This is a short book, but Julie fits in descriptions of the lives of so many people that I felt several of them could do with books of their own, almost. All are different, and all have their own needs and problems. The Catholic church have their policy, and the GP has his. Even Sapphire’s seemingly perfect girl gang friend, who steals her boyfriend, has a ‘background.’ And not all old people are useless, and most of them were young once.

This is truly wonderful!

Advertisements

8 responses to “The Opposite of Chocolate

  1. When you say this is truly wonderful, I believe you. I’ll hunt it down.

  2. That makes me pleased, but nervous. But at the same time I’m just surprised I didn’t know about this book before, and it deserves to be known and read by (almost) everyone.

  3. This was such a glowing review that I was inspired to buy the book for my school library straight away! It was a shame to find out that it is already out of print, so I may have to take a punt on an Amazon used seller.

  4. What an amazing review. You made my day! Books can have a very short life these days – this was published in 2004 and is just recently out of print, despite still being popular in schools. I’m proud to say it was once among the most-stolen school library books. Though it did cause a bit of a stooshie too. (Stooshie: very useful Scots word; I recommend it.) I plan to release an ebook version which won’t be much use to schools, I’m afraid – though I hear more and more schools are using e-readers, so who knows?

  5. Blast. That’s very early for oop. Yes, go on amazon.
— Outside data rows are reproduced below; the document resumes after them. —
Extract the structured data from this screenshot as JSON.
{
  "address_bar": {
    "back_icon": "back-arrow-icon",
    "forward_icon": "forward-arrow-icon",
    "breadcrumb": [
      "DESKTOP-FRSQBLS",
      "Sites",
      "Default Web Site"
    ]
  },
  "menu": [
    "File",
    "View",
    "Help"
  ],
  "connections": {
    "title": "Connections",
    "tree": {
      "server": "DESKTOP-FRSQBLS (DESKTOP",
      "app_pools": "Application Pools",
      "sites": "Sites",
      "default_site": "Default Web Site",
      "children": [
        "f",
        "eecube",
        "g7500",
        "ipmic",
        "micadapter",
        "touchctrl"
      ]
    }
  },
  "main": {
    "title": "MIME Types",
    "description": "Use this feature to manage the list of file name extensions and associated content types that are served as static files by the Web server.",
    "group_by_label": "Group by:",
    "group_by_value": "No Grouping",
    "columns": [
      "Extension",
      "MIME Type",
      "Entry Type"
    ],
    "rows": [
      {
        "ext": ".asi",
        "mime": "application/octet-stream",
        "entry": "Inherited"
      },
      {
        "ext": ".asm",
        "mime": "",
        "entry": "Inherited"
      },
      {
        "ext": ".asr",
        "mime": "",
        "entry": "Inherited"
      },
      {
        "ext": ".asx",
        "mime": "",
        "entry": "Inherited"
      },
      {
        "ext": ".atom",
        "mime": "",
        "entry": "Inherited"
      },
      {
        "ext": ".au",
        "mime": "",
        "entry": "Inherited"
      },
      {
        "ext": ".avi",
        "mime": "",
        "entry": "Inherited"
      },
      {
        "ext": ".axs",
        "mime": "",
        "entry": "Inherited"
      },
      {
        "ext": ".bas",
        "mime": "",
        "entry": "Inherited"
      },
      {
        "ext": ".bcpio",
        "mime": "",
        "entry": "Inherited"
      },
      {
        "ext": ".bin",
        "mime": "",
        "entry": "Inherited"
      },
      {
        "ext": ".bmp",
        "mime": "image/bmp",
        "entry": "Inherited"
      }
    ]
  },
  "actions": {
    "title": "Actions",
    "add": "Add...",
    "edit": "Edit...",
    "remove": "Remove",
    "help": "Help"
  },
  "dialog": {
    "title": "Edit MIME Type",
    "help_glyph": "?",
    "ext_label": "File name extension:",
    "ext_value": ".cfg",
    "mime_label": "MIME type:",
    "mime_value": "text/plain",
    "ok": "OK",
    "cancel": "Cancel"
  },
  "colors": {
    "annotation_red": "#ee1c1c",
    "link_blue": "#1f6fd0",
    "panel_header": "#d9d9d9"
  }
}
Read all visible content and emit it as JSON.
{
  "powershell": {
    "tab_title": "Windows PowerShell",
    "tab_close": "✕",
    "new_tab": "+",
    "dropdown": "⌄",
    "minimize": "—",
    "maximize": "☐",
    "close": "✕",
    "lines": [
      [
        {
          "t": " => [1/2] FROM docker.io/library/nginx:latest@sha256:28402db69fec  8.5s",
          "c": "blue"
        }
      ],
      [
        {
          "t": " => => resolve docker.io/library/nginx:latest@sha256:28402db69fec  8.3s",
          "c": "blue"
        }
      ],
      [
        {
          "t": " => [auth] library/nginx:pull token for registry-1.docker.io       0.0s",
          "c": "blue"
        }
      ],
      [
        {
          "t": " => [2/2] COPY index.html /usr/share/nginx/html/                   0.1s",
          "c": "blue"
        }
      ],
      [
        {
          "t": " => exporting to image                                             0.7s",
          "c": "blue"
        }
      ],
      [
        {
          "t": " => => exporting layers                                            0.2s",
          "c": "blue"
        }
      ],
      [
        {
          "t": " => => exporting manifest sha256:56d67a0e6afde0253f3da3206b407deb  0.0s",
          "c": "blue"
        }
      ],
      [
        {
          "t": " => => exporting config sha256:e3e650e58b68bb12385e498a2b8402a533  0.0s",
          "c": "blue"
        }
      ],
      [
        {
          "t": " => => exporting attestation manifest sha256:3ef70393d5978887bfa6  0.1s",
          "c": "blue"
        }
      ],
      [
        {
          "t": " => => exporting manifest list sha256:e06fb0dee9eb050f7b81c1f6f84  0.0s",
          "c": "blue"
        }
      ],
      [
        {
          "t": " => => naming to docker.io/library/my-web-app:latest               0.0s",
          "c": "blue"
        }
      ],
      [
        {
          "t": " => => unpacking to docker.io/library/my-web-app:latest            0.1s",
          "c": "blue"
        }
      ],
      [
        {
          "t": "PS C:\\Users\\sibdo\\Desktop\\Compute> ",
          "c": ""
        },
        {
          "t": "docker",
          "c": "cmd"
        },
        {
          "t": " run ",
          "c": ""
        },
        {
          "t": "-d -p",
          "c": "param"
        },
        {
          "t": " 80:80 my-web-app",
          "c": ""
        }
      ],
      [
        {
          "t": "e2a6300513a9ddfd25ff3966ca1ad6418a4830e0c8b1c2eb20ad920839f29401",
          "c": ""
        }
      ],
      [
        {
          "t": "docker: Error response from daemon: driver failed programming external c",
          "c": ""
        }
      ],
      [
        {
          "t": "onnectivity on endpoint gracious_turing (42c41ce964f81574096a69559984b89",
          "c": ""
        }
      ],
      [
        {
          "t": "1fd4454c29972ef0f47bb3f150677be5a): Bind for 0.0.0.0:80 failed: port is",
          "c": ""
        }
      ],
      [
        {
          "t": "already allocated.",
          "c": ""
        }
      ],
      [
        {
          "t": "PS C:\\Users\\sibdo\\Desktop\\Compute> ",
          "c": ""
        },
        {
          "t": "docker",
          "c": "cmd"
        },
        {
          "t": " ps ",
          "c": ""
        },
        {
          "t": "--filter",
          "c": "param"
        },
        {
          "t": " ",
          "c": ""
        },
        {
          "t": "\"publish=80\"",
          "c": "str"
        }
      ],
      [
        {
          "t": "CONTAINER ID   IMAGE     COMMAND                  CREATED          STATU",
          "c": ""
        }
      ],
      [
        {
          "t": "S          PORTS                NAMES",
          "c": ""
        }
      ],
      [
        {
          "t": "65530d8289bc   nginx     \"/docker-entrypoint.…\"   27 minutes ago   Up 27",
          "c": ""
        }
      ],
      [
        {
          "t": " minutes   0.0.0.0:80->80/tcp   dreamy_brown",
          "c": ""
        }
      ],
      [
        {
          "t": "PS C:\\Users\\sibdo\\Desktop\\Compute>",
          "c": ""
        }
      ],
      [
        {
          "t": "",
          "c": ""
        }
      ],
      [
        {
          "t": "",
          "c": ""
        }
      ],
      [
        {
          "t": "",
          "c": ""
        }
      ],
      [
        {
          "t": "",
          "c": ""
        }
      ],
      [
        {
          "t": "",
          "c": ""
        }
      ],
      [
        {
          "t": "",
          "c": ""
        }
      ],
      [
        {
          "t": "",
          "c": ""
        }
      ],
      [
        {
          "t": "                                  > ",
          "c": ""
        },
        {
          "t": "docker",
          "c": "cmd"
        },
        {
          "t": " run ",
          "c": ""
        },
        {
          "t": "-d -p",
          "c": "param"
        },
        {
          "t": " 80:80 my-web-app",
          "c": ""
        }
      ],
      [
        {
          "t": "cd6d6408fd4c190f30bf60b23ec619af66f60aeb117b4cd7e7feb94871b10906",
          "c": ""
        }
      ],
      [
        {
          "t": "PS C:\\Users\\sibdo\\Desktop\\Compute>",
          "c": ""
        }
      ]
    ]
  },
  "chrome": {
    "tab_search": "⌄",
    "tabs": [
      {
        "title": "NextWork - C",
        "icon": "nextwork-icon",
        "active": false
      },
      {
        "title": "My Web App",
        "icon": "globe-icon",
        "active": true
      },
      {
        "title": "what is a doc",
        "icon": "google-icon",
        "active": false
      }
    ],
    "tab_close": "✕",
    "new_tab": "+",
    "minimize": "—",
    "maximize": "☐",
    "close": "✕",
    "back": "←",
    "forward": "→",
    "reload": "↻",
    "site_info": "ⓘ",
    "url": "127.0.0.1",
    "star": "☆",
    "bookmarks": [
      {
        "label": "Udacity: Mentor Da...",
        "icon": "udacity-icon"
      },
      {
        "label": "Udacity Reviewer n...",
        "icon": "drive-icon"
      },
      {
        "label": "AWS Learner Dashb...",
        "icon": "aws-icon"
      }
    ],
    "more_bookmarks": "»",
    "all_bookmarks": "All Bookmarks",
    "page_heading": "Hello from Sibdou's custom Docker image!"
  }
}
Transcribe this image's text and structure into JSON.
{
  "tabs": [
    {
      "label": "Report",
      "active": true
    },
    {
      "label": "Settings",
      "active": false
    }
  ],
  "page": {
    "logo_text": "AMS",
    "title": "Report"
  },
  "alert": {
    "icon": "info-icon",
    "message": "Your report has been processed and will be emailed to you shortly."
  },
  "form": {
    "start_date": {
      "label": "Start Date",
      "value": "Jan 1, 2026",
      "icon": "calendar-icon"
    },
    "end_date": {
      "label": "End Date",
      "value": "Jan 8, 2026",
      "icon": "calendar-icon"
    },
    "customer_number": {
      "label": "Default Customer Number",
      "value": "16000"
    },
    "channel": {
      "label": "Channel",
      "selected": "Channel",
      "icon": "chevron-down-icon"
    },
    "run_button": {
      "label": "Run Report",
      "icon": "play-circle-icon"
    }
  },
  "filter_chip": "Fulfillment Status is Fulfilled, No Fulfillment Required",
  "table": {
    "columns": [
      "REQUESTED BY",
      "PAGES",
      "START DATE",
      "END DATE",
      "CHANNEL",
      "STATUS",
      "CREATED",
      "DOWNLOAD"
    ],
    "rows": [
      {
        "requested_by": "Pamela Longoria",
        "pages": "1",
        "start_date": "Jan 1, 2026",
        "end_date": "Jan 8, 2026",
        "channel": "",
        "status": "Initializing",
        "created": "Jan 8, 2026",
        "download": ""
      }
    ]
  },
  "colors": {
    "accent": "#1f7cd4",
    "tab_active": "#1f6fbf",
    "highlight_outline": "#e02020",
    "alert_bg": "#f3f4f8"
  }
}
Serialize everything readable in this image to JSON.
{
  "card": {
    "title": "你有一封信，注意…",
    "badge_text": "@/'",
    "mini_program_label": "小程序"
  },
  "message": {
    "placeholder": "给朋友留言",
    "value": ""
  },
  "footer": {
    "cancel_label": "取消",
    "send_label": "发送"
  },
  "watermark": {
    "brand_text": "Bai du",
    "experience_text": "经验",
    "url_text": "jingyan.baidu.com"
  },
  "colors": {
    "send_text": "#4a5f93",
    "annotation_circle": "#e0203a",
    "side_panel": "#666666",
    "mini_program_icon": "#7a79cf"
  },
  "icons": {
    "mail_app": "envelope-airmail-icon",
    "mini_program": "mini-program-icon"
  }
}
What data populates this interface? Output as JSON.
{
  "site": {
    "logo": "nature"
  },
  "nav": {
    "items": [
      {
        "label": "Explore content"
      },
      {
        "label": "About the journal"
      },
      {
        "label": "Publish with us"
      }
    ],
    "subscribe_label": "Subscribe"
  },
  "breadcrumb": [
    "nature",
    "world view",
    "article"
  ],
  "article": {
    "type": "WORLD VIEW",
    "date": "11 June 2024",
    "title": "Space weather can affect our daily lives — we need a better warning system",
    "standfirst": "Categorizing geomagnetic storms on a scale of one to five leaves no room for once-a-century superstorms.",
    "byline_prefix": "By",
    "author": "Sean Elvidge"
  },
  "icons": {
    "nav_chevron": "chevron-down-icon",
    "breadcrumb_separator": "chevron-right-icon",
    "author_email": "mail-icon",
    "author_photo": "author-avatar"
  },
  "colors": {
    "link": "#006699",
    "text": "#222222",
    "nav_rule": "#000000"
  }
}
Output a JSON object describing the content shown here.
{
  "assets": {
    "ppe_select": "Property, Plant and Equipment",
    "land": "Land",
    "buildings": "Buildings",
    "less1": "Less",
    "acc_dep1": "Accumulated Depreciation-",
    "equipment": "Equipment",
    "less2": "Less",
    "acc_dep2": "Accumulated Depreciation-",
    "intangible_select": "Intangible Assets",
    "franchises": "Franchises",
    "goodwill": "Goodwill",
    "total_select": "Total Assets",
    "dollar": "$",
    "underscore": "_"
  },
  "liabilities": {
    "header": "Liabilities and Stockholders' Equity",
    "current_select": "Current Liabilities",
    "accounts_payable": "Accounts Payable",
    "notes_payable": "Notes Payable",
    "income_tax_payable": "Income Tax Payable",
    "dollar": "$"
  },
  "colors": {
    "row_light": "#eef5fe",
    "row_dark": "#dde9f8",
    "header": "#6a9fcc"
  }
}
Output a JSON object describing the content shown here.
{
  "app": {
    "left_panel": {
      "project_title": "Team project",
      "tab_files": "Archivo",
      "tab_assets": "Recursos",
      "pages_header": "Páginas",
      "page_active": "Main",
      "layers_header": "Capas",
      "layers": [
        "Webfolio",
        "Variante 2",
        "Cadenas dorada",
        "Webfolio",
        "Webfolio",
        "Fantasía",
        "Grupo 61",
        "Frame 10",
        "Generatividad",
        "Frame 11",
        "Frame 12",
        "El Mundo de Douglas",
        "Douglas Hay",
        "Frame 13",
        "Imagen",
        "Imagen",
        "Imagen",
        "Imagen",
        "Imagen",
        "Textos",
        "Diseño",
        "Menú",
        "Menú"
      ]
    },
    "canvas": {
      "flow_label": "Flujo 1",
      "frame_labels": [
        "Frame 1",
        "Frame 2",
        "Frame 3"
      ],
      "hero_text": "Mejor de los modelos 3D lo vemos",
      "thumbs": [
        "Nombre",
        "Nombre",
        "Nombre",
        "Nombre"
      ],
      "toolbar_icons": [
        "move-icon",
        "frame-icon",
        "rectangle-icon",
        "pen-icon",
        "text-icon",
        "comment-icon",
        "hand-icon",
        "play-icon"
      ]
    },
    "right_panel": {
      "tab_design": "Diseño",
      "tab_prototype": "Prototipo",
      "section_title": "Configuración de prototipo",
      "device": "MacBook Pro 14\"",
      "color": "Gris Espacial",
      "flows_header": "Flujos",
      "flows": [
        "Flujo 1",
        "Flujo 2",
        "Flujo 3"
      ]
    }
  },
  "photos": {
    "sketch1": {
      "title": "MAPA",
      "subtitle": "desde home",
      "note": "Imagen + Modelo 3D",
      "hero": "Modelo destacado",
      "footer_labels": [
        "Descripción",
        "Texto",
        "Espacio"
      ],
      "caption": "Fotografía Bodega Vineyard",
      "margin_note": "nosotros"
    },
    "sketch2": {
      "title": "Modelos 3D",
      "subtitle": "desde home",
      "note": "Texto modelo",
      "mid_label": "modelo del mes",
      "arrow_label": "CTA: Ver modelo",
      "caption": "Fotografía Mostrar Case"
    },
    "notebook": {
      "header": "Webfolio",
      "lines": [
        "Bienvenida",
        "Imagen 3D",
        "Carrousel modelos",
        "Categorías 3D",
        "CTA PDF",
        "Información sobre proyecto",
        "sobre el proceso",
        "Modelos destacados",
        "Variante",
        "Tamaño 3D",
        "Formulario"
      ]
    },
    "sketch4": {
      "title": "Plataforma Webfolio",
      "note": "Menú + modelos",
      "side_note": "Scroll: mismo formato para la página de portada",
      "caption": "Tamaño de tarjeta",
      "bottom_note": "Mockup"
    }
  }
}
I can’t offer my copy, as it came with the most wonderful dedication…
    I think we need to be told what stooshie means, or we could go round embarrassing ourselves.
    Most stolen library book I can believe.

  6. I agree about the quality of this book ( and others by J.B..’Soundtrack’ made me want to write myself.) As for going oop – 8 years seems quite long in these days of publishing madness, here in England at least. A couple of years ago I was in a lovely bookshop in the States – Eight Cousins on Cape Cod – and I was delighted to find so many favourite books from my childhood still in print. That is more years in print than I’m prepared to say!

  7. Agreed. Oop is too fast. I just meant that great books need longer than this. The whole set-up is ridiculous.

  8. Jane, I’m really touched by that. There are all sorts of books and life events that trigger the putting of pen to paper; I’m honoured to be one of yours.

    I’ve heard of far too many books going out of print in just a year or two, after little or no promotion. Books are no longer allowed to have lulls or be slow-burners. At least they can have a new lease of life electronically…. and where publishers overlook that opportunity, authors can grasp the thistle. (Just throwing in a thistle to add to the stushie.)

Leave a Reply

Fill in your details below or click an icon to log in:

WordPress.com Logo

You are commenting using your WordPress.com account. Log Out /  Change )

Google+ photo

You are commenting using your Google+ account. Log Out /  Change )

Twitter picture

You are commenting using your Twitter account. Log Out /  Change )

Facebook photo

You are commenting using your Facebook account. Log Out /  Change )

Connecting to %s

This site uses Akismet to reduce spam. Learn how your comment data is processed.